#30DaysWild Day 19 – Bird feeder seed tray

Today’s ‘do something for wildlife’ was a very quick and easy job. It will reduce the spilling of bird seed (mess and waste) and smaller birds will appreciate the extra space for landing, perching and feeding. Less trampling of plants below the feeder will be great too 🙂

Being Father’s Day here in the UK, it was a family day and no gardenwatching until late evening. The feeders had been busy in our absence. When refilling them, I remembered I had purchased a small tray that screws into the base of my seed feeders and it was still in the packet.

Tray fitted, I enjoyed a peaceful hour at the end of a busy day watching for birds using it. None came, but it was after 8pm on a dark wet evening. A female Blackbird, a Dunnock, a female House Sparrow and two Woodpigeons were the only visitors I could see and they were feeding on the ground.

It was on our last visit to see the Ospreys at SWT Loch of the Lowes (live cam on nest) that I spotted this smaller size of feeder tray. I liked that size! One of my favourite birds to see there was using it too – the Yellowhammer.

On this occasion, seeing as he was with us and he gifted me a new zoom lens for my birthday, I handed my camera over to my husband and suggested he tried it out. As well as a great female Mallard duck capture, he took images of the feeder tray that had caught my eye. Seeing as it’s Father’s Day, his photo captures are the ones I am posting tonight 🙂
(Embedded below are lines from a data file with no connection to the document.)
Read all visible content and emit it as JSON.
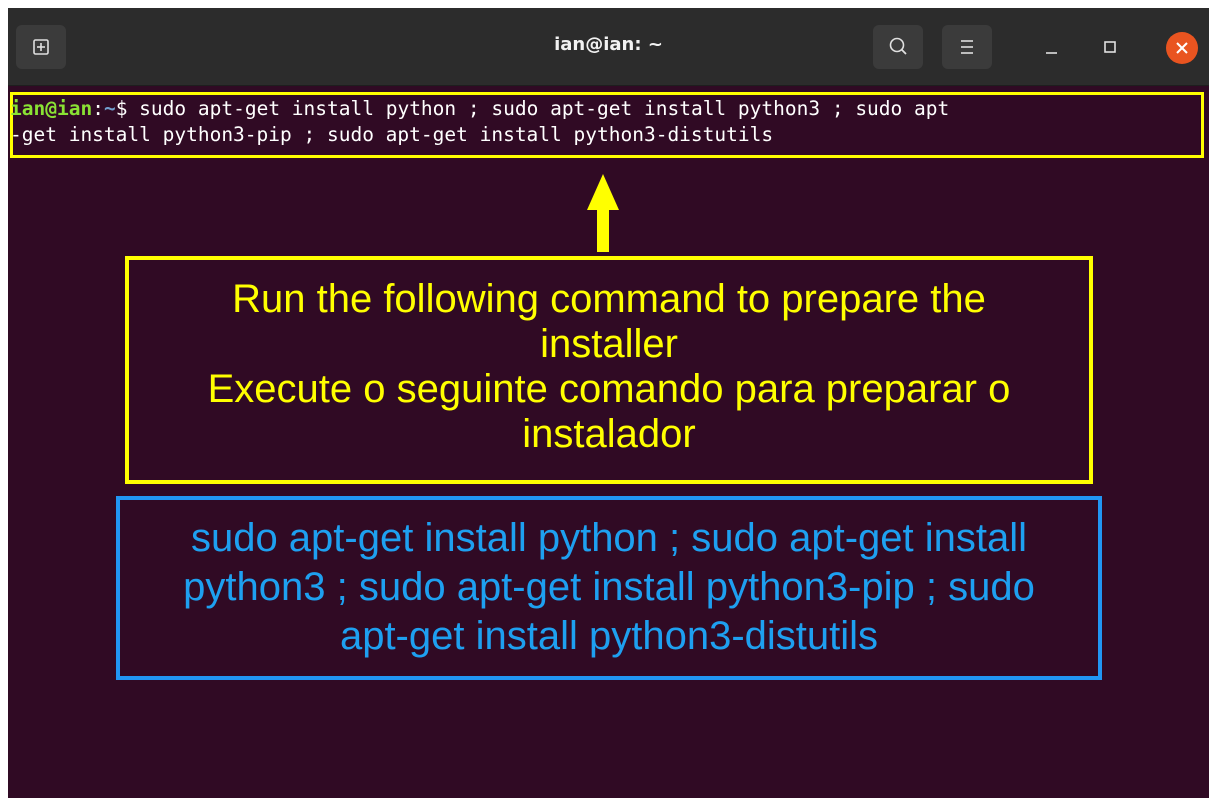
{
  "window": {
    "title": "ian@ian: ~"
  },
  "titlebar": {
    "new_tab_icon": "new-tab-icon",
    "search_icon": "search-icon",
    "menu_icon": "hamburger-menu-icon",
    "minimize_icon": "minimize-icon",
    "maximize_icon": "maximize-icon",
    "close_icon": "close-icon"
  },
  "terminal": {
    "prompt_user": "ian@ian",
    "prompt_sep": ":",
    "prompt_path": "~",
    "prompt_symbol": "$",
    "command_line_1": " sudo apt-get install python ; sudo apt-get install python3 ; sudo apt",
    "command_line_2": "-get install python3-pip ; sudo apt-get install python3-distutils"
  },
  "annotation": {
    "line_1": "Run the following command to prepare the",
    "line_2": "installer",
    "line_3": "Execute o seguinte comando para preparar o",
    "line_4": "instalador"
  },
  "code_callout": {
    "line_1": "sudo apt-get install python ; sudo apt-get install",
    "line_2": "python3 ; sudo apt-get install python3-pip ; sudo",
    "line_3": "apt-get install python3-distutils"
  },
  "colors": {
    "terminal_bg": "#300a24",
    "titlebar_bg": "#2c2c2c",
    "highlight_yellow": "#ffff00",
    "callout_blue": "#2196f3",
    "close_orange": "#e95420",
    "prompt_green": "#8ae234",
    "prompt_blue": "#729fcf"
  }
}
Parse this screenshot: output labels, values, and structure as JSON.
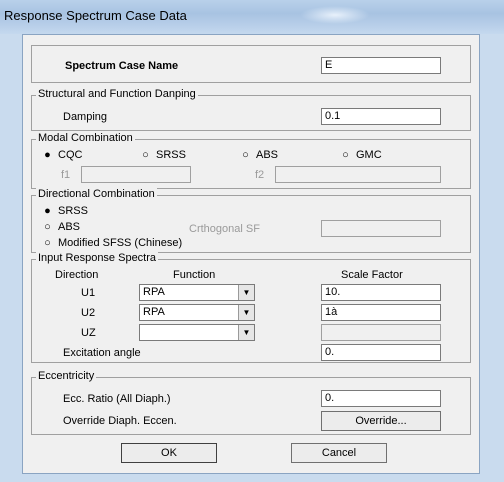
{
  "window": {
    "title": "Response Spectrum Case Data"
  },
  "name": {
    "label": "Spectrum Case Name",
    "value": "E"
  },
  "damping": {
    "legend": "Structural and Function Danping",
    "label": "Damping",
    "value": "0.1"
  },
  "modal": {
    "legend": "Modal Combination",
    "options": [
      "CQC",
      "SRSS",
      "ABS",
      "GMC"
    ],
    "selected": "CQC",
    "f1_label": "f1",
    "f2_label": "f2",
    "selected_glyph": "●",
    "unselected_glyph": "○"
  },
  "directional": {
    "legend": "Directional Combination",
    "options": [
      "SRSS",
      "ABS",
      "Modified SFSS (Chinese)"
    ],
    "selected": "SRSS",
    "orth_label": "Crthogonal SF"
  },
  "spectra": {
    "legend": "Input Response Spectra",
    "col_direction": "Direction",
    "col_function": "Function",
    "col_scale": "Scale Factor",
    "rows": [
      {
        "direction": "U1",
        "function": "RPA",
        "scale": "10."
      },
      {
        "direction": "U2",
        "function": "RPA",
        "scale": "1à"
      },
      {
        "direction": "UZ",
        "function": "",
        "scale": ""
      }
    ],
    "excitation_label": "Excitation angle",
    "excitation_value": "0."
  },
  "eccentricity": {
    "legend": "Eccentricity",
    "ratio_label": "Ecc. Ratio (All Diaph.)",
    "ratio_value": "0.",
    "override_label": "Override Diaph. Eccen.",
    "override_button": "Override..."
  },
  "buttons": {
    "ok": "OK",
    "cancel": "Cancel"
  },
  "icons": {
    "dropdown": "chevron-down-icon"
  }
}
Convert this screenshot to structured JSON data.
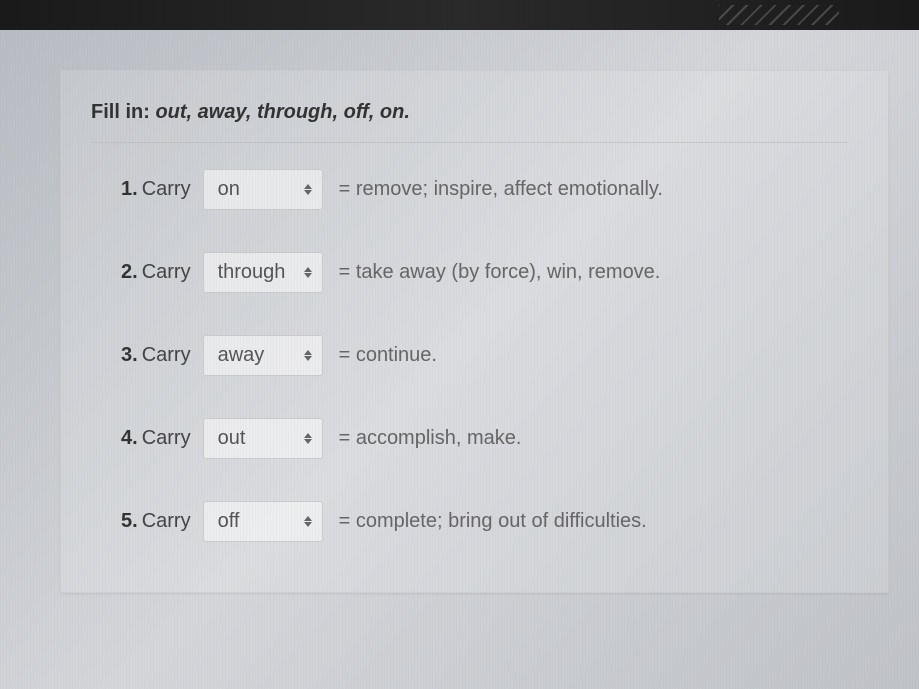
{
  "instruction": {
    "lead": "Fill in:",
    "options": "out, away, through, off, on."
  },
  "items": [
    {
      "num": "1.",
      "word": "Carry",
      "selected": "on",
      "definition": "= remove; inspire, affect emotionally."
    },
    {
      "num": "2.",
      "word": "Carry",
      "selected": "through",
      "definition": "= take away (by force), win, remove."
    },
    {
      "num": "3.",
      "word": "Carry",
      "selected": "away",
      "definition": "= continue."
    },
    {
      "num": "4.",
      "word": "Carry",
      "selected": "out",
      "definition": "= accomplish, make."
    },
    {
      "num": "5.",
      "word": "Carry",
      "selected": "off",
      "definition": "= complete; bring out of difficulties."
    }
  ]
}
Having previously used one of these trays, I found two things I’d like to pass on. The first is that overtightening of the butterfly screw (supplied with the tray) can break the threads. I’ve done that.

Woodpigeons hogging the feeder is the other! Yep, once they discover they can land on the larger tray, the smaller birds can’t get a look in! The feeder becomes like a swing at a children’s playground when two make it on board – back and forth it goes as they demolish and scatter seed.

Time will tell if a Woodpigeon can land on the smaller tray (I will report back). I really hope they don’t. They’ve got plenty of other feeding areas they can manage. In past winters, with heavy snow, I found many species of birds feeding at the same time using the tray. I’d like to see if the same will happen with a smaller tray in the summer months 🙂

This post was published by Shirley for shirls gardenwatch in June 2016.

5 thoughts on “#30DaysWild Day 19 – Bird feeder seed tray

  1. I love the little saucer underneath your bird feeder. Did that come with the feeder or did you put it on afterwards? The duck drinking picture is delightful. I enjoyed reading your blog today very much.

  2. Stella, Welcome back, thanks for popping by with your comment 🙂

    No, the feeder saucer was bought separately. I bought this particular one from an RSPB shop for a RSPB feeder. Online it shows a large, medium and small size. It is possible some trays are universal. I don’t know though. I loved that duck capture too.

    Thank-you, it’s been a serious challenge posting every day in June but I’ve enjoyed it. This is not the norm for me. I see you are new to blogging – wishing you much fun with it. I’ll be over to browse later. Yay, tonight I won't be writing late and posting just before midnight! I’ve got today’s post sorted and scheduled to post later… ah 🙂

  3. While the saucer does help to save some of the seed scattered (here) by Starlings I found it took a lot of cleaning in wet weather to clean up a soggy mess of seed in rainy periods.

  4. Hello again John, ah yes, I do remember that from before when I had the larger saucer. Update on the Woodpigeon landing on the saucer tonight – it can manage it!! Only one at a time though, so that’s still an improvement 😉

  5. I found like you the wood pigeons used the trays to land on and empty the feeders. I have now purchased cages for the feeders and use plastic pot saucers, the size of the cages,with holes drilled in for drainage to catch the spillage which I swap with a spare when necessary placing it on the ground for W.P etc to clear up.

Leave a Reply